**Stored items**
┄┄┄┄┄┄┄┄┄┄

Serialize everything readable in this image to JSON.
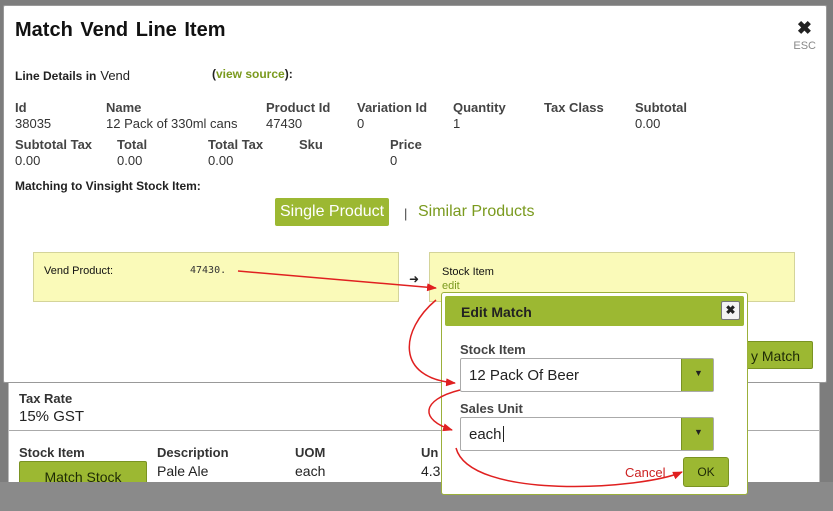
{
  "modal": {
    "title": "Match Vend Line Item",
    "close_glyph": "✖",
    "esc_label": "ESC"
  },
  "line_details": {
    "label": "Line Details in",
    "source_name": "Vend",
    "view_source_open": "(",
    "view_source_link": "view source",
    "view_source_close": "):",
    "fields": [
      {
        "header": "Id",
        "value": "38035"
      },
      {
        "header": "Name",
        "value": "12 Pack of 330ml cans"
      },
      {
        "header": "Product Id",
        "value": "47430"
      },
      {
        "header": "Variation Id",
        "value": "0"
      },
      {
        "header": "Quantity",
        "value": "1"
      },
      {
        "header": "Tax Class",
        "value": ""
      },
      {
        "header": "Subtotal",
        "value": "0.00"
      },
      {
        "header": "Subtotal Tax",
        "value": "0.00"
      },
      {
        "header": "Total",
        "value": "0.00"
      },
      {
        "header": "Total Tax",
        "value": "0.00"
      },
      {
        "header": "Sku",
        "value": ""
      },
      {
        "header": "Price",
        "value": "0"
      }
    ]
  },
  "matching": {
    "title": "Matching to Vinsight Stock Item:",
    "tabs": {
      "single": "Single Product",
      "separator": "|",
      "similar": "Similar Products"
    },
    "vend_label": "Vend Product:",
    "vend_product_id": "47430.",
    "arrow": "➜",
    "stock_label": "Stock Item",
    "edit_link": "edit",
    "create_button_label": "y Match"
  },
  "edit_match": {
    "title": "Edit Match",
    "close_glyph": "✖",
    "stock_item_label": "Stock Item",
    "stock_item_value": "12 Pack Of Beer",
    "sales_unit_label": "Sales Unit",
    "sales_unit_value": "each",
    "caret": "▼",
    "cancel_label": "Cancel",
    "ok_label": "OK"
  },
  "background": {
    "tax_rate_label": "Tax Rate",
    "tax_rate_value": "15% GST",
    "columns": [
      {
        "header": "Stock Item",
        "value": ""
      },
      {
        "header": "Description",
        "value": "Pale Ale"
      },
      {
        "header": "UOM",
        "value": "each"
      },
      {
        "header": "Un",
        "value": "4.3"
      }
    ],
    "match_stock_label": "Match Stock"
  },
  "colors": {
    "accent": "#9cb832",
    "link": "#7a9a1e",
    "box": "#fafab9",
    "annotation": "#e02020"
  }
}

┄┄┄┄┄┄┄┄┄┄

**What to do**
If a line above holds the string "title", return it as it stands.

**Answer area**
    "title": "Match Vend Line Item",
    "title": "Matching to Vinsight Stock Item:",
    "title": "Edit Match",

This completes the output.